Activity 1 can last a typical class period 30-45 minutes. Students may work independently or in small groups. As a whole group, ask students to describe the fraction pieces and reflect on how they manipulated the pieces. Student responses are recorded by the teacher on chart paper.
Objectives: Students will be able to name fractions.
Students will be able to create fraction pieces to use as a concrete material (manipulative).
For the purpose of this activity students will create the fractions one whole, two-halves, three-thirds, four-fourths, five-fifths, six-sixths.

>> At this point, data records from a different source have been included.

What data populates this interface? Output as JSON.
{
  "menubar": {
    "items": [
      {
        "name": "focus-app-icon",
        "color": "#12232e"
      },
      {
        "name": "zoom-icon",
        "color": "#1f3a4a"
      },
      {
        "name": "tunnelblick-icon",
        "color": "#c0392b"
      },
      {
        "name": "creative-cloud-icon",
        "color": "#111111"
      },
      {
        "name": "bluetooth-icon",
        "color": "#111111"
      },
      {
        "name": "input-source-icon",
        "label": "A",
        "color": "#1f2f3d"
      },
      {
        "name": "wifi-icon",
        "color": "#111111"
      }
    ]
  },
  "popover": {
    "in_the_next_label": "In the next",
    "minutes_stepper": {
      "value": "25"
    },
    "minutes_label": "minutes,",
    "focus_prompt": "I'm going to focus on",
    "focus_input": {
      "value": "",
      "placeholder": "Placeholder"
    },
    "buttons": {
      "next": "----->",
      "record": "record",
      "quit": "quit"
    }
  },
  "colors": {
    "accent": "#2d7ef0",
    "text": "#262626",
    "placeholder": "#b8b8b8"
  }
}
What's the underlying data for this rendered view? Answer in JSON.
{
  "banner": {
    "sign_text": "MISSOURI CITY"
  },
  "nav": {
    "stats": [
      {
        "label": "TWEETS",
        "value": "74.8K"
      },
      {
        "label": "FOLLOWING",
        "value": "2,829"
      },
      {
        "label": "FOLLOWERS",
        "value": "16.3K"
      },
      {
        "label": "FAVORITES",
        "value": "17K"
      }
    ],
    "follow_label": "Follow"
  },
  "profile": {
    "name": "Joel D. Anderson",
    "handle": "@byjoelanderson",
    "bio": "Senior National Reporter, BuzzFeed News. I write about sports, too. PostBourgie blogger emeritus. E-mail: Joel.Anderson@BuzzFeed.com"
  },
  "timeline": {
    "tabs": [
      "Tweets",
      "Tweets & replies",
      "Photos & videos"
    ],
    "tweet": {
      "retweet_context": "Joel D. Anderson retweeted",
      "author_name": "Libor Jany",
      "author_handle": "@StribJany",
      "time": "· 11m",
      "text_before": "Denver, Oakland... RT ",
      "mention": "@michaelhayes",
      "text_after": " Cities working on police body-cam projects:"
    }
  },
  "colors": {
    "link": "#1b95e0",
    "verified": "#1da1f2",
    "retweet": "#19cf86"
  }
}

Each student will need 6 paper plates. The first paper plate can remain blank or students may color the plate one solid color and on the back write the label one whole. Plate 2 is folded in half and students will color both halves the same color. Students will cut the plate at the fold and label each half 'one-half' on the back of the plate. Plate 3 is divided into thirds by using a ruler to segment each piece. Students will repeat the same process as in plate 2, except one-third is written on the back of each piece. Plates 4-6 are divided into their respective pieces, colored, and labeled (one-fourth, one-fifth, one-sixth). Each plate has its own color and each piece is properly labeled in words, not numbers. Teacher may opt to draw the segment lines for students and have them color and cut the pieces.

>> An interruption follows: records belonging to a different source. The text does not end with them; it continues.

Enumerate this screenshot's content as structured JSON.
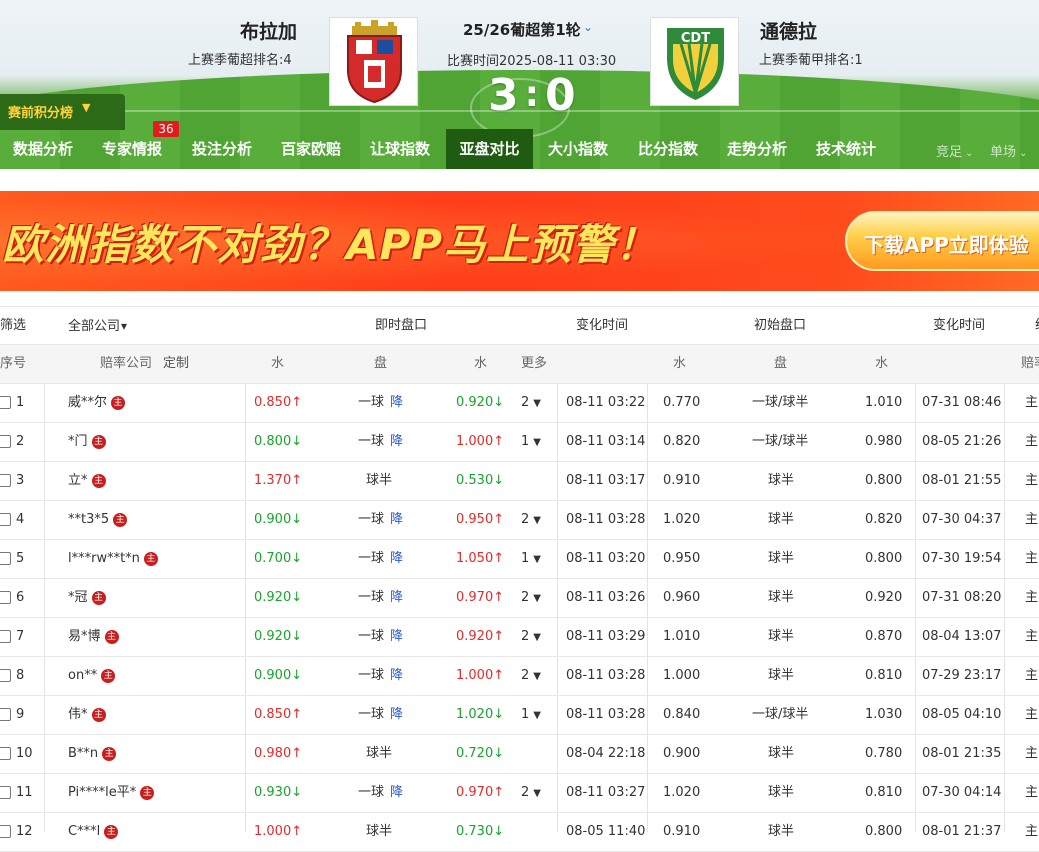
{
  "match": {
    "home": {
      "name": "布拉加",
      "rank": "上赛季葡超排名:4"
    },
    "away": {
      "name": "通德拉",
      "rank": "上赛季葡甲排名:1"
    },
    "round": "25/26葡超第1轮",
    "time": "比赛时间2025-08-11 03:30",
    "score_home": "3",
    "score_sep": ":",
    "score_away": "0",
    "away_crest_text": "CDT"
  },
  "points_button": "赛前积分榜",
  "nav": {
    "items": [
      "数据分析",
      "专家情报",
      "投注分析",
      "百家欧赔",
      "让球指数",
      "亚盘对比",
      "大小指数",
      "比分指数",
      "走势分析",
      "技术统计"
    ],
    "active": "亚盘对比",
    "badge": "36",
    "options": [
      "竞足",
      "单场"
    ]
  },
  "banner": {
    "text": "欧洲指数不对劲？APP马上预警！",
    "button": "下载APP立即体验"
  },
  "table": {
    "header1": {
      "filter": "筛选",
      "company_select": "全部公司",
      "live": "即时盘口",
      "change_time": "变化时间",
      "initial": "初始盘口",
      "change_time2": "变化时间",
      "extra": "统"
    },
    "header2": {
      "no": "序号",
      "company": "赔率公司",
      "custom": "定制",
      "water1": "水",
      "line": "盘",
      "water2": "水",
      "more": "更多",
      "init_water1": "水",
      "init_line": "盘",
      "init_water2": "水",
      "extra": "赔率"
    },
    "zhu_label": "主",
    "rows": [
      {
        "no": "1",
        "company": "威**尔",
        "w1": "0.850",
        "w1dir": "up",
        "line": "一球",
        "jiang": "降",
        "w2": "0.920",
        "w2dir": "down",
        "more": "2",
        "time": "08-11 03:22",
        "iw1": "0.770",
        "iline": "一球/球半",
        "iw2": "1.010",
        "itime": "07-31 08:46",
        "extra": "主"
      },
      {
        "no": "2",
        "company": "*门",
        "w1": "0.800",
        "w1dir": "down",
        "line": "一球",
        "jiang": "降",
        "w2": "1.000",
        "w2dir": "up",
        "more": "1",
        "time": "08-11 03:14",
        "iw1": "0.820",
        "iline": "一球/球半",
        "iw2": "0.980",
        "itime": "08-05 21:26",
        "extra": "主"
      },
      {
        "no": "3",
        "company": "立*",
        "w1": "1.370",
        "w1dir": "up",
        "line": "球半",
        "jiang": "",
        "w2": "0.530",
        "w2dir": "down",
        "more": "",
        "time": "08-11 03:17",
        "iw1": "0.910",
        "iline": "球半",
        "iw2": "0.800",
        "itime": "08-01 21:55",
        "extra": "主"
      },
      {
        "no": "4",
        "company": "**t3*5",
        "w1": "0.900",
        "w1dir": "down",
        "line": "一球",
        "jiang": "降",
        "w2": "0.950",
        "w2dir": "up",
        "more": "2",
        "time": "08-11 03:28",
        "iw1": "1.020",
        "iline": "球半",
        "iw2": "0.820",
        "itime": "07-30 04:37",
        "extra": "主"
      },
      {
        "no": "5",
        "company": "l***rw**t*n",
        "w1": "0.700",
        "w1dir": "down",
        "line": "一球",
        "jiang": "降",
        "w2": "1.050",
        "w2dir": "up",
        "more": "1",
        "time": "08-11 03:20",
        "iw1": "0.950",
        "iline": "球半",
        "iw2": "0.800",
        "itime": "07-30 19:54",
        "extra": "主"
      },
      {
        "no": "6",
        "company": "*冠",
        "w1": "0.920",
        "w1dir": "down",
        "line": "一球",
        "jiang": "降",
        "w2": "0.970",
        "w2dir": "up",
        "more": "2",
        "time": "08-11 03:26",
        "iw1": "0.960",
        "iline": "球半",
        "iw2": "0.920",
        "itime": "07-31 08:20",
        "extra": "主"
      },
      {
        "no": "7",
        "company": "易*博",
        "w1": "0.920",
        "w1dir": "down",
        "line": "一球",
        "jiang": "降",
        "w2": "0.920",
        "w2dir": "up",
        "more": "2",
        "time": "08-11 03:29",
        "iw1": "1.010",
        "iline": "球半",
        "iw2": "0.870",
        "itime": "08-04 13:07",
        "extra": "主"
      },
      {
        "no": "8",
        "company": "on**",
        "w1": "0.900",
        "w1dir": "down",
        "line": "一球",
        "jiang": "降",
        "w2": "1.000",
        "w2dir": "up",
        "more": "2",
        "time": "08-11 03:28",
        "iw1": "1.000",
        "iline": "球半",
        "iw2": "0.810",
        "itime": "07-29 23:17",
        "extra": "主"
      },
      {
        "no": "9",
        "company": "伟*",
        "w1": "0.850",
        "w1dir": "up",
        "line": "一球",
        "jiang": "降",
        "w2": "1.020",
        "w2dir": "down",
        "more": "1",
        "time": "08-11 03:28",
        "iw1": "0.840",
        "iline": "一球/球半",
        "iw2": "1.030",
        "itime": "08-05 04:10",
        "extra": "主"
      },
      {
        "no": "10",
        "company": "B**n",
        "w1": "0.980",
        "w1dir": "up",
        "line": "球半",
        "jiang": "",
        "w2": "0.720",
        "w2dir": "down",
        "more": "",
        "time": "08-04 22:18",
        "iw1": "0.900",
        "iline": "球半",
        "iw2": "0.780",
        "itime": "08-01 21:35",
        "extra": "主"
      },
      {
        "no": "11",
        "company": "Pi****le平*",
        "w1": "0.930",
        "w1dir": "down",
        "line": "一球",
        "jiang": "降",
        "w2": "0.970",
        "w2dir": "up",
        "more": "2",
        "time": "08-11 03:27",
        "iw1": "1.020",
        "iline": "球半",
        "iw2": "0.810",
        "itime": "07-30 04:14",
        "extra": "主"
      },
      {
        "no": "12",
        "company": "C***l",
        "w1": "1.000",
        "w1dir": "up",
        "line": "球半",
        "jiang": "",
        "w2": "0.730",
        "w2dir": "down",
        "more": "",
        "time": "08-05 11:40",
        "iw1": "0.910",
        "iline": "球半",
        "iw2": "0.800",
        "itime": "08-01 21:37",
        "extra": "主"
      }
    ]
  },
  "arrows": {
    "up": "↑",
    "down": "↓"
  },
  "colors": {
    "up": "#e32b2b",
    "down": "#1aa32e",
    "jiang": "#2b5ad6",
    "nav_active": "#1f5c12",
    "banner": "#ff3d1a"
  }
}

Fraction circles can be stored in a large sandwich bag for later use and preservation.
Students are given ample time to manipulate the fraction pieces individually or in small groups.

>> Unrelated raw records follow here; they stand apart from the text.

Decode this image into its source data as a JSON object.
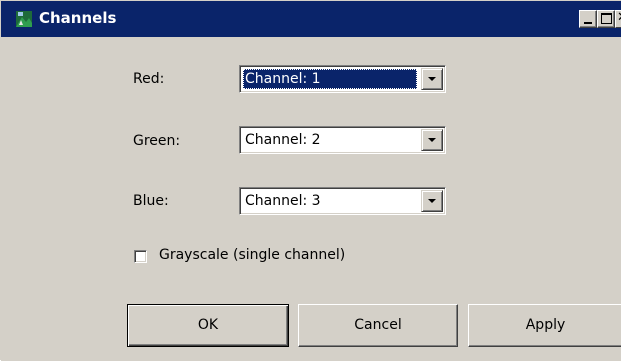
{
  "window": {
    "title": "Channels",
    "icon": "channels-app-icon",
    "controls": {
      "minimize_icon": "minimize-icon",
      "maximize_icon": "maximize-icon",
      "close_icon": "close-icon"
    }
  },
  "fields": {
    "red": {
      "label": "Red:",
      "value": "Channel: 1",
      "selected": true
    },
    "green": {
      "label": "Green:",
      "value": "Channel: 2"
    },
    "blue": {
      "label": "Blue:",
      "value": "Channel: 3"
    }
  },
  "grayscale": {
    "label": "Grayscale (single channel)",
    "checked": false
  },
  "buttons": {
    "ok": "OK",
    "cancel": "Cancel",
    "apply": "Apply"
  },
  "colors": {
    "titlebar": "#0a246a",
    "face": "#d4d0c8",
    "selection": "#0a246a"
  }
}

Teacher will model how to use fraction plates by naming fractions shown with the pieces. Example: teacher will say "this is one-half," and show the fraction plate one-half, "this is three-fourths," and show three-fourths. Teacher will continue calling out fractions and students will demonstrate knowledge by showing and naming the fraction with the fraction plates.
This activity can be extended into math centers with students working together independent of teacher.
Once students feel comfortable with handling and manipulating fraction pieces, students should begin to illustrate fractions they make with the fraction pieces. Begin to introduce only the images of fractions and have students verbally name each fraction. Upon mastery, students can begin to label the fraction by representing the fraction name in words. Activity 2 can last over the course of 2 class periods. Repetition is critical at this stage because students have the opportunity to recall and store information in the long-term memory. For further lessons, students will rely on their schema to progress to the abstract level of solving fraction problems.
Objective: Students will be able to create a math journal and draw fractions.
Students can make math journals using a binder with loose leaf paper, a spiral notebook, composition book, or several pages of copy paper stapled together.
Using the fraction pieces students created in Activity 1 students will transfer fractions made concretely to pictorial representations in their journal. Teacher will repeat activity in Activity 1 by calling out fraction and first have students represent it concretely, then draw the fraction in their journals. Students may label the fraction with words only. Teacher must check each student's journal for accurate pictorial representation.
The Operator Construct
For the purpose of this unit, the operator construct is represented concretely and in pictorial form. Students will continue to use their journals to record their drawings and add fractions.
Teachers will model how to add one-half + one-half. Teacher will demonstrate adding the two fractions by holding up one-half and connecting it to the other half. Teacher will ask students about what they saw. Teacher will illustrate adding the two halves by drawing one circle half + one circle half = one whole. Students will document this example in their journals. Teacher will continue the process with adding simple fractions such as one-third plus one-third, etc. Note: the fractions must be like fractions in order to complete this activity. Students are not expected to add one-third plus two-fifths. This activity is done until students mastered drawing fractions to show the addition operation. This activity can be replaced with subtracting like fractions as well. Multiplication and division are operations introduced in later grades.
In their journal under the pictures, students may write the steps to the operation performed. This can extend into a writing lesson for informational text.